Israel on Monday hosted the foreign ministers of four Arab nations and the United States in a bid to strengthen its position in a rapidly shifting Middle East.
The gathering brought together the top diplomats from all but one of the Arab countries that have normalized relations with Israel in U.S.-mediated negotiations.
That included three that signed the so-called Abraham Accords during the Trump administration in 2020 — the United Arab Emirates, Bahrain and Morocco — as well as Egypt, the first country to make peace with Israel.
Meeting at a resort in Israel’s southern Negev Desert, the ministers and Secretary of State Antony Blinken pledged to expand cooperation to include energy, environmental and security matters and try to bring others into the agreements.
“Just a few years ago this gathering would have been impossible to imagine,” Blinken said. “The United States has and will continue to strongly support a process that is transforming the region and beyond.”
Beyond the smiles and handshakes, a series of regional threats loomed over the gathering.
As the ministers gathered late Sunday, a deadly shooting rampage claimed by the extremist group Islamic State killed two young police officers in central Israel. Participants also repeatedly expressed misgivings over Iranian military behavior across the region and the possible renewal of the international nuclear accord with Iran.
Meanwhile, Jordan’s king, whose government declined to participate in the foreign ministers’ meeting, instead visited the Israeli-occupied West Bank in solidarity with the Palestinians. King Abdullah II’s high-profile visit, and Jordan’s absence from the ministers’ meeting, were reminders that the Palestinian issue has not disappeared from the regional agenda.
Israeli Foreign Minister Yair Lapid said the group was “making history” as he announced the gathering would become an annual event. He said the countries were forming a partnership based on technology, religious tolerance, security and intelligence cooperation.
“This new architecture, the shared capabilities we are building, intimidates and deters our common enemies, first and foremost Iran and its proxies,” he said. “They certainly have something to fear. What will stop them is not hesitation or being conciliatory but rather determination and strength.”
The Arab ministers condemned Sunday night’s deadly shooting in the city of Hadera.
The gathering comes as the Biden administration has been working to renew the 2015 international nuclear deal with Iran.
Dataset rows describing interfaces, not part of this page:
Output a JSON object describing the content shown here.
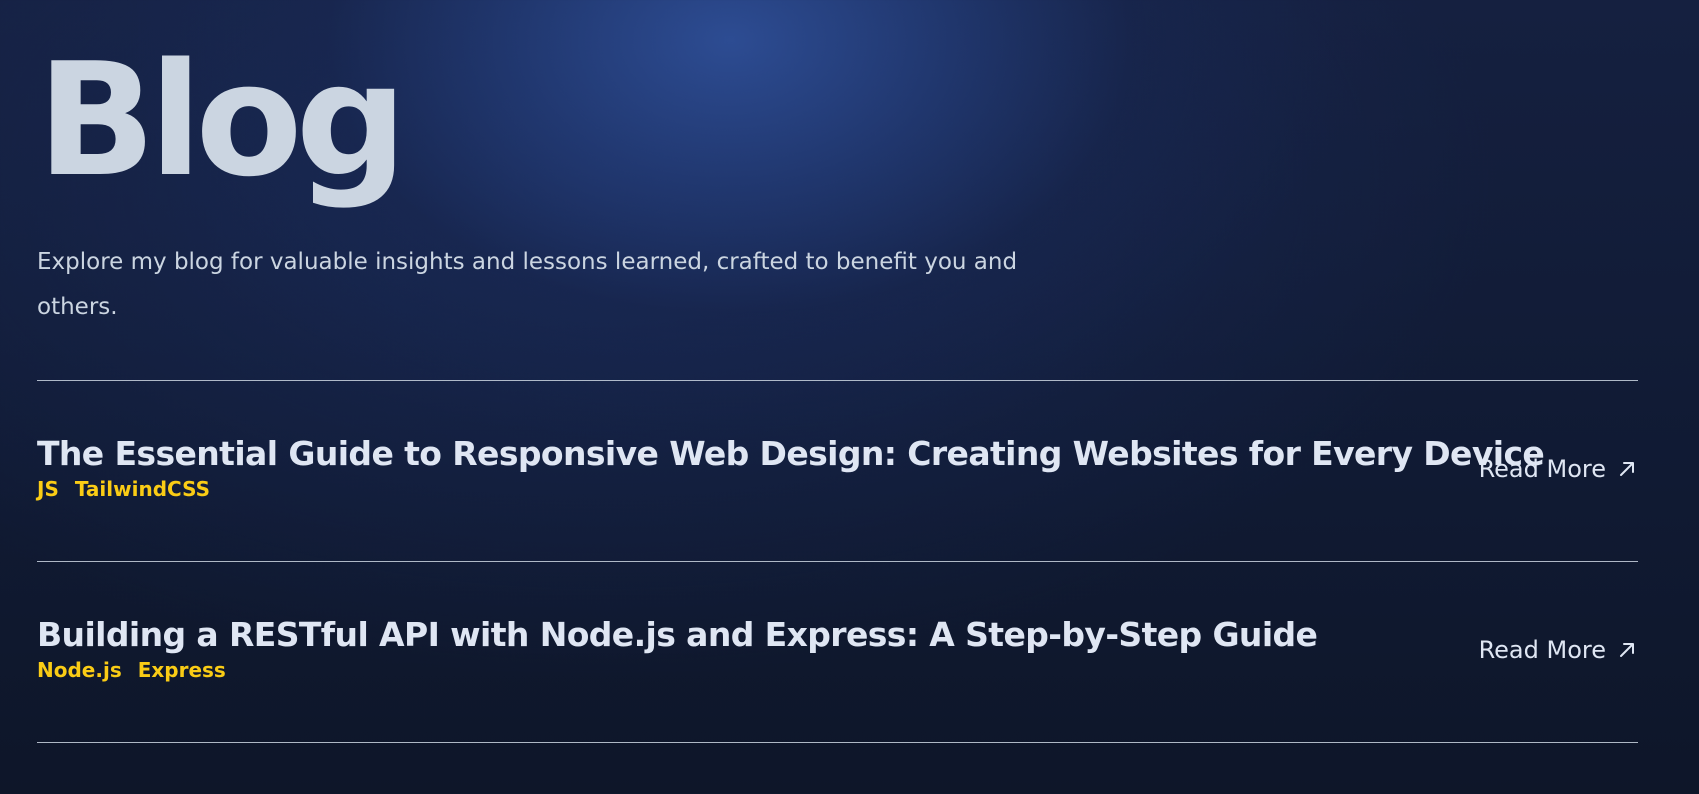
{
  "header": {
    "title": "Blog",
    "intro": "Explore my blog for valuable insights and lessons learned, crafted to benefit you and others."
  },
  "posts": [
    {
      "title": "The Essential Guide to Responsive Web Design: Creating Websites for Every Device",
      "tags": [
        "JS",
        "TailwindCSS"
      ],
      "link_label": "Read More",
      "link_icon": "arrow-up-right-icon"
    },
    {
      "title": "Building a RESTful API with Node.js and Express: A Step-by-Step Guide",
      "tags": [
        "Node.js",
        "Express"
      ],
      "link_label": "Read More",
      "link_icon": "arrow-up-right-icon"
    }
  ],
  "colors": {
    "tag": "#facc15",
    "text": "#dfe6f3",
    "background": "#0f172a"
  }
}
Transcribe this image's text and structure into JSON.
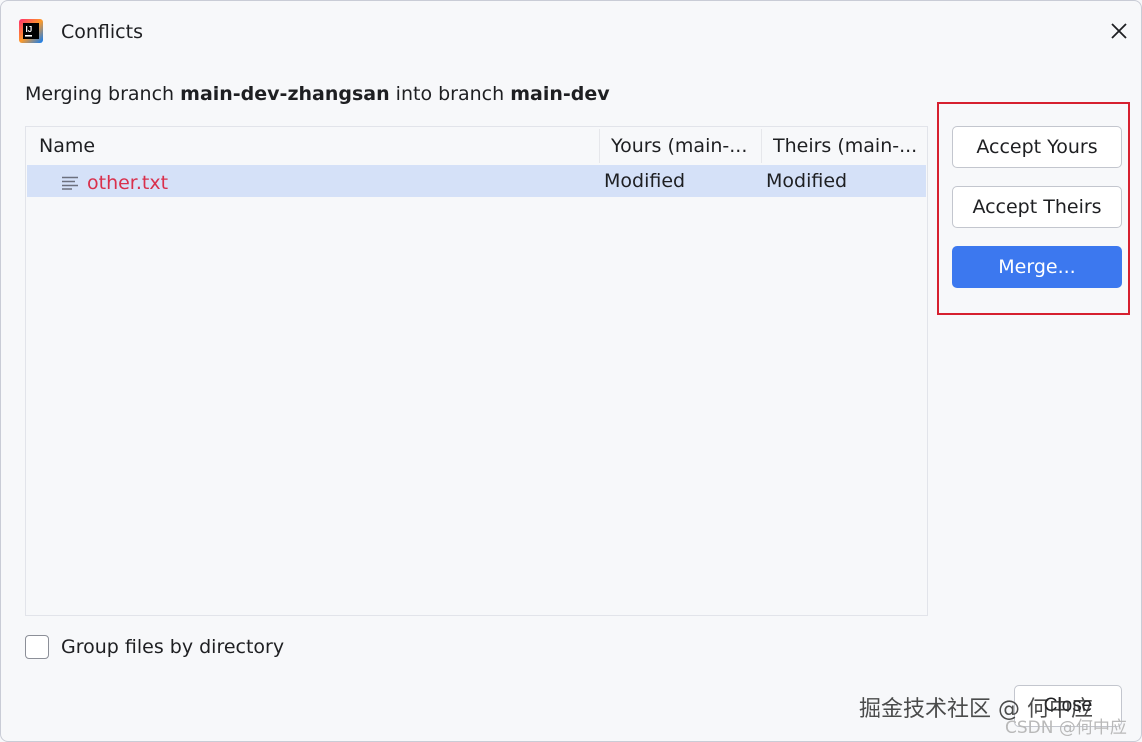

The agreement placed curbs on Iran’s nuclear program in exchange for billions of dollars in relief in sanctions relief.
With support from Israel, the Trump administration withdrew from the deal in 2018, causing it to unravel.
Although Iran has since raced ahead with its nuclear program, Israel and Gulf Arab countries are deeply concerned about restoring the original deal. Israel fears it does not include enough safeguards to prevent Iran from developing nuclear weapons. Both Israel and its Gulf allies also believe that relief from economic sanctions will allow Iran to step up its military activities across the region, including support for hostile militant groups.
Bahrain’s foreign minister, Abdullatif al-Zayani, said the need to cooperate was made “more urgent” by attacks by Iranian-backed militant groups and the unresolved nuclear issue.
“We need to put into practice the principles behind the accords, mainly those of dialogue, cooperation and mutual respect,” he said. “By doing so, we will demonstrate to the whole region what can be achieved by working together.”
Blinken sought to address the concerns about Iran on Sunday, saying that the U.S. sees “eye to eye” with Israel on the goal of making sure Iran never builds a nuclear weapon.
“We are both committed, both determined that Iran will never acquire a nuclear weapon,” he said.
Underscoring regional anxieties, Israel’s government hastily arranged the meeting of top diplomats from Arab countries that have normalized relations with Israel. The two-day gathering, with Blinken, took place at the kibbutz in the Negev Desert where Israel’s founding father, David Ben-Gurion, retired and is buried.
Lapid on Monday visited Ben-Gurion’s grave with Blinken. But the Arab ministers did not join them, citing scheduling issues. Such a visit would have been a remarkable step given the sensitivities with the Palestinians over Israel’s establishment. Palestinians blame Ben-Gurion for their “naqba,” or catastrophe, the term they use for the mass displacement of hundreds of thousands of Palestinians during the war surrounding Israel’s establishment in 1948.